**What to do:** In the records below, find every line that contains "grid" and list it.

Given records section start

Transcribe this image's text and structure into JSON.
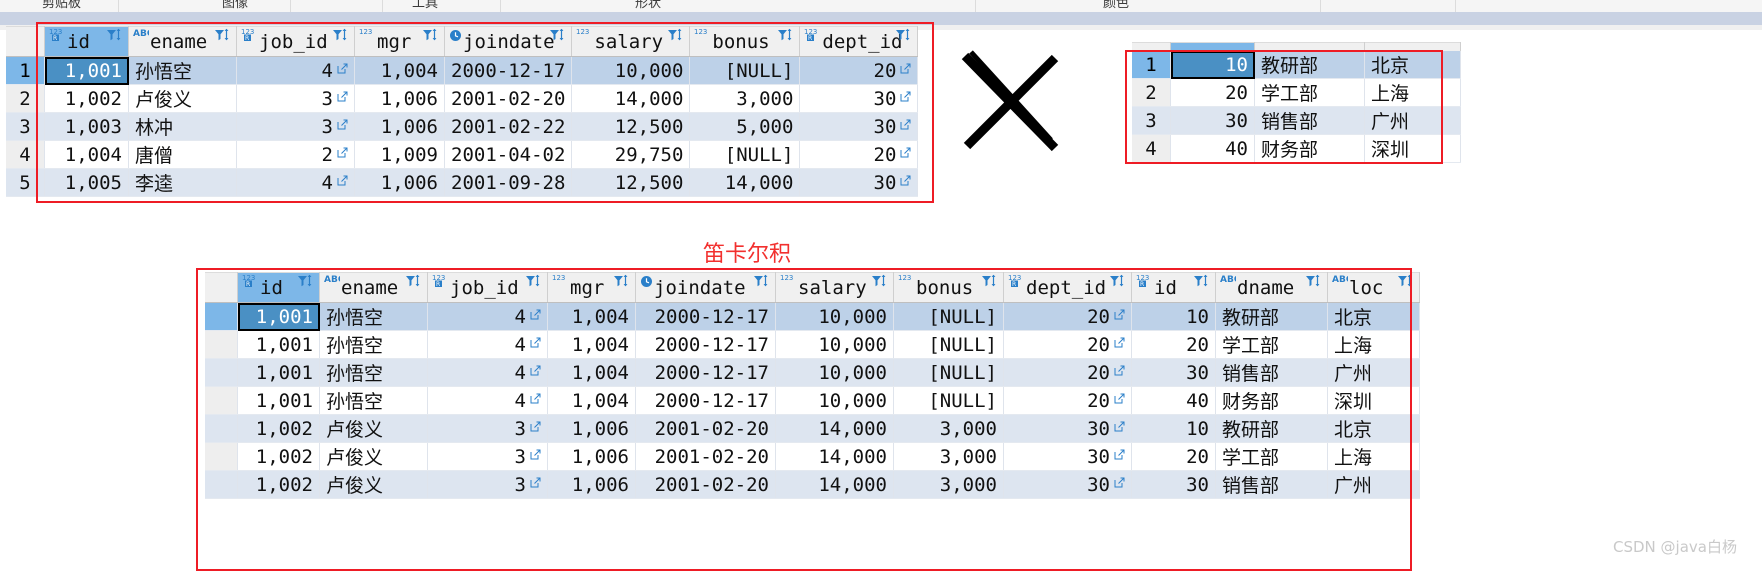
{
  "menu": {
    "items": [
      "剪贴板",
      "图像",
      "工具",
      "形状",
      "颜色"
    ]
  },
  "labels": {
    "cartesian_product": "笛卡尔积",
    "watermark": "CSDN @java白杨",
    "cross_operator": "×"
  },
  "icons": {
    "number_type": "number-type-icon",
    "text_type": "abc-type-icon",
    "date_type": "clock-type-icon",
    "key_type": "key-number-type-icon",
    "filter_sort": "filter-sort-icon",
    "link": "open-link-icon"
  },
  "emp_table": {
    "name": "emp-result-grid",
    "columns": [
      {
        "label": "id",
        "type": "key",
        "align": "num"
      },
      {
        "label": "ename",
        "type": "abc",
        "align": "txt"
      },
      {
        "label": "job_id",
        "type": "key",
        "align": "num"
      },
      {
        "label": "mgr",
        "type": "num",
        "align": "num"
      },
      {
        "label": "joindate",
        "type": "date",
        "align": "num"
      },
      {
        "label": "salary",
        "type": "num",
        "align": "num"
      },
      {
        "label": "bonus",
        "type": "num",
        "align": "num"
      },
      {
        "label": "dept_id",
        "type": "key",
        "align": "num"
      }
    ],
    "rows": [
      {
        "no": "1",
        "id": "1,001",
        "ename": "孙悟空",
        "job_id": "4",
        "mgr": "1,004",
        "joindate": "2000-12-17",
        "salary": "10,000",
        "bonus": "[NULL]",
        "dept_id": "20"
      },
      {
        "no": "2",
        "id": "1,002",
        "ename": "卢俊义",
        "job_id": "3",
        "mgr": "1,006",
        "joindate": "2001-02-20",
        "salary": "14,000",
        "bonus": "3,000",
        "dept_id": "30"
      },
      {
        "no": "3",
        "id": "1,003",
        "ename": "林冲",
        "job_id": "3",
        "mgr": "1,006",
        "joindate": "2001-02-22",
        "salary": "12,500",
        "bonus": "5,000",
        "dept_id": "30"
      },
      {
        "no": "4",
        "id": "1,004",
        "ename": "唐僧",
        "job_id": "2",
        "mgr": "1,009",
        "joindate": "2001-04-02",
        "salary": "29,750",
        "bonus": "[NULL]",
        "dept_id": "20"
      },
      {
        "no": "5",
        "id": "1,005",
        "ename": "李逵",
        "job_id": "4",
        "mgr": "1,006",
        "joindate": "2001-09-28",
        "salary": "12,500",
        "bonus": "14,000",
        "dept_id": "30"
      }
    ]
  },
  "dept_table": {
    "name": "dept-result-grid",
    "rows": [
      {
        "no": "1",
        "id": "10",
        "dname": "教研部",
        "loc": "北京"
      },
      {
        "no": "2",
        "id": "20",
        "dname": "学工部",
        "loc": "上海"
      },
      {
        "no": "3",
        "id": "30",
        "dname": "销售部",
        "loc": "广州"
      },
      {
        "no": "4",
        "id": "40",
        "dname": "财务部",
        "loc": "深圳"
      }
    ]
  },
  "join_table": {
    "name": "cartesian-result-grid",
    "columns": [
      {
        "label": "id",
        "type": "key",
        "align": "num"
      },
      {
        "label": "ename",
        "type": "abc",
        "align": "txt"
      },
      {
        "label": "job_id",
        "type": "key",
        "align": "num"
      },
      {
        "label": "mgr",
        "type": "num",
        "align": "num"
      },
      {
        "label": "joindate",
        "type": "date",
        "align": "num"
      },
      {
        "label": "salary",
        "type": "num",
        "align": "num"
      },
      {
        "label": "bonus",
        "type": "num",
        "align": "num"
      },
      {
        "label": "dept_id",
        "type": "key",
        "align": "num"
      },
      {
        "label": "id",
        "type": "key",
        "align": "num"
      },
      {
        "label": "dname",
        "type": "abc",
        "align": "txt"
      },
      {
        "label": "loc",
        "type": "abc",
        "align": "txt"
      }
    ],
    "rows": [
      {
        "id": "1,001",
        "ename": "孙悟空",
        "job_id": "4",
        "mgr": "1,004",
        "joindate": "2000-12-17",
        "salary": "10,000",
        "bonus": "[NULL]",
        "dept_id": "20",
        "did": "10",
        "dname": "教研部",
        "loc": "北京"
      },
      {
        "id": "1,001",
        "ename": "孙悟空",
        "job_id": "4",
        "mgr": "1,004",
        "joindate": "2000-12-17",
        "salary": "10,000",
        "bonus": "[NULL]",
        "dept_id": "20",
        "did": "20",
        "dname": "学工部",
        "loc": "上海"
      },
      {
        "id": "1,001",
        "ename": "孙悟空",
        "job_id": "4",
        "mgr": "1,004",
        "joindate": "2000-12-17",
        "salary": "10,000",
        "bonus": "[NULL]",
        "dept_id": "20",
        "did": "30",
        "dname": "销售部",
        "loc": "广州"
      },
      {
        "id": "1,001",
        "ename": "孙悟空",
        "job_id": "4",
        "mgr": "1,004",
        "joindate": "2000-12-17",
        "salary": "10,000",
        "bonus": "[NULL]",
        "dept_id": "20",
        "did": "40",
        "dname": "财务部",
        "loc": "深圳"
      },
      {
        "id": "1,002",
        "ename": "卢俊义",
        "job_id": "3",
        "mgr": "1,006",
        "joindate": "2001-02-20",
        "salary": "14,000",
        "bonus": "3,000",
        "dept_id": "30",
        "did": "10",
        "dname": "教研部",
        "loc": "北京"
      },
      {
        "id": "1,002",
        "ename": "卢俊义",
        "job_id": "3",
        "mgr": "1,006",
        "joindate": "2001-02-20",
        "salary": "14,000",
        "bonus": "3,000",
        "dept_id": "30",
        "did": "20",
        "dname": "学工部",
        "loc": "上海"
      },
      {
        "id": "1,002",
        "ename": "卢俊义",
        "job_id": "3",
        "mgr": "1,006",
        "joindate": "2001-02-20",
        "salary": "14,000",
        "bonus": "3,000",
        "dept_id": "30",
        "did": "30",
        "dname": "销售部",
        "loc": "广州"
      }
    ]
  },
  "colors": {
    "accent_red": "#ee1c25",
    "header_sel": "#7db7e8",
    "row_alt": "#dde5f0",
    "row_hl": "#bdd1e8",
    "null_text": "#a8a8a8",
    "link_blue": "#2a7fc9"
  }
}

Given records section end

**Solved problem:**
    "name": "emp-result-grid",
    "name": "dept-result-grid",
    "name": "cartesian-result-grid",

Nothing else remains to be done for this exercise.